  9. Gonzalez-Rivas D, Fieira E, Delgado M, Mendez L, Fernandez R, de la Torre MI. Uniportal thoracoscopic surgery a feasible approach for advanced stages of non-small cell lung cancer? J Thorac Dis. 2014;6:641–8.PubMedPubMed CentralGoogle Scholar
  10. Giroux DJ, Rami-Porta R, Chansky K, et al. The IASLC lung cancer staging project: data elements for the prospective project. J Thorac Oncol. 2009;4:679–83.View ArticlePubMedGoogle Scholar
  11. Park BJ, Yang HX, Woo KM, Sima CS. Minimally invasive (robotic assisted thoracic surgery and video-assisted thoracic surgery) lobectomy for the treatment of locally advanced non-small cell lung cancer. J Thorac Dis. 2016;8(Suppl 4):S406–13.View ArticlePubMedPubMed CentralGoogle Scholar
  12. Fujita S, Katakami N, Takahashi Y, et al. Postoperative complications after induction chemoradiotherapy in patients with non-small-cell lung cancer. Eur J Cardiothorac Surg. 2006;29:896–901.View ArticlePubMedGoogle Scholar
  13. Rocco G, Martin-Ucar A, Passera E. Uniportal VATS wedge pulmonary resections. Ann Thorac Surg. 2004;77:726–8.View ArticlePubMedGoogle Scholar
  14. Gonzalez-Rivas D, Fieira E, Mendez L, Garcia J. Single-port video-assisted thoracoscopic anatomic segmentectomy and right upper lobectomy. Eur J Cardiothorac Surg. 2012;42:e169–71.View ArticlePubMedGoogle Scholar
  15. Gonzalez-Rivas D, Fernandez R, Fieira E, Rellan L. Uniportal video-assisted thoracoscopic bronchial sleeve lobectomy: first report. J Thorac Cardiovasc Surg. 2013;145:1676–7.View ArticlePubMedGoogle Scholar
  16. Gonzalez-Rivas D, Delgado M, Fieira E, Fernandez R. Double sleeve uniportal video-assisted thoracoscopic lobectomy for non-small cell lung cancer. Ann Cardiothorac Surg. 2014;3:E2.PubMedPubMed CentralGoogle Scholar

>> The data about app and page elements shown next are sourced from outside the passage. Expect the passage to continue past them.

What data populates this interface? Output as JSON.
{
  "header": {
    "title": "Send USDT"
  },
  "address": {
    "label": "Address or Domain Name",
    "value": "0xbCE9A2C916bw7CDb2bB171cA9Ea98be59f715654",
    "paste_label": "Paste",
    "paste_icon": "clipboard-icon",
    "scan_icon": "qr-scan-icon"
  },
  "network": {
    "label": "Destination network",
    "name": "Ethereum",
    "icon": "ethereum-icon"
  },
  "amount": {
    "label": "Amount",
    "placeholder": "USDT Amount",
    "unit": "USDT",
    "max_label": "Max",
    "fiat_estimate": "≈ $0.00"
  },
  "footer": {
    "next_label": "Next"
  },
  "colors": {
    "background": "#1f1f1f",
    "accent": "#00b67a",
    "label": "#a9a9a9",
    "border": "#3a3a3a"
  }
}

  17. Fan J, Yao J, Wang Q, Chang Z. Safety and feasibility of uniportal video-assisted thoracoscopic surgery for locally advanced non-small cell lung cancer. J Thorac Dis. 2016;8:3543–50.View ArticlePubMedPubMed CentralGoogle Scholar
  18. Mu JW, Gao SG, Xue Q, et al. A matched comparison study of uniportal versus triportal thoracoscopic lobectomy and sublobectomy for early-stage nonsmall cell lung cancer. Chin Med J. 2015;128:2731–5.View ArticlePubMedPubMed CentralGoogle Scholar
  19. Zhang Y, Li H, Hu B, Hou SC, Li T, Miao JB, et al. Early removal of the chest tube after lobectomies: a prospective randomized control study. Chin J Surg. 2013;51:533–7.PubMedGoogle Scholar
  20. Villamizar NR, Darrabie M, Hanna J, et al. Impact of T status and N status on perioperative outcomes after thoracoscopic lobectomy for lung cancer. J Thorac Cardiovasc Surg. 2013;145:514–21.View ArticlePubMedGoogle Scholar
  21. Park JS, Kim HK, Choi YS, Kim J, Shim YM, Kim K. Unplanned conversion to thoracotomy during video-assisted thoracic surgery lobectomy does not compromise the surgical outcome. World J Surg. 2011;35:590–5.View ArticlePubMedGoogle Scholar
  22. Wang GS, Wang J, Rao ZP, Ding GG, Wang Z. Uniportal complete video-assisted thoracoscopic surgery lobectomy with partial pulmonary arterioplasty for lung cancer with calcified lymph node. J Thorac Dis. 2015;7:2366–70.PubMedPubMed CentralGoogle Scholar
  23. Schmidt-Hansen M, Baldwin DR, Hasler E, Zamora J, Abraira V, Roqué i Figuls M. PET-CT for assessing mediastinal lymph node involvement in patients with suspected resectable non-small cell lung cancer. Cochrane Database Syst Rev. 2014;13:CD009519.Google Scholar

Copyright

Advertisement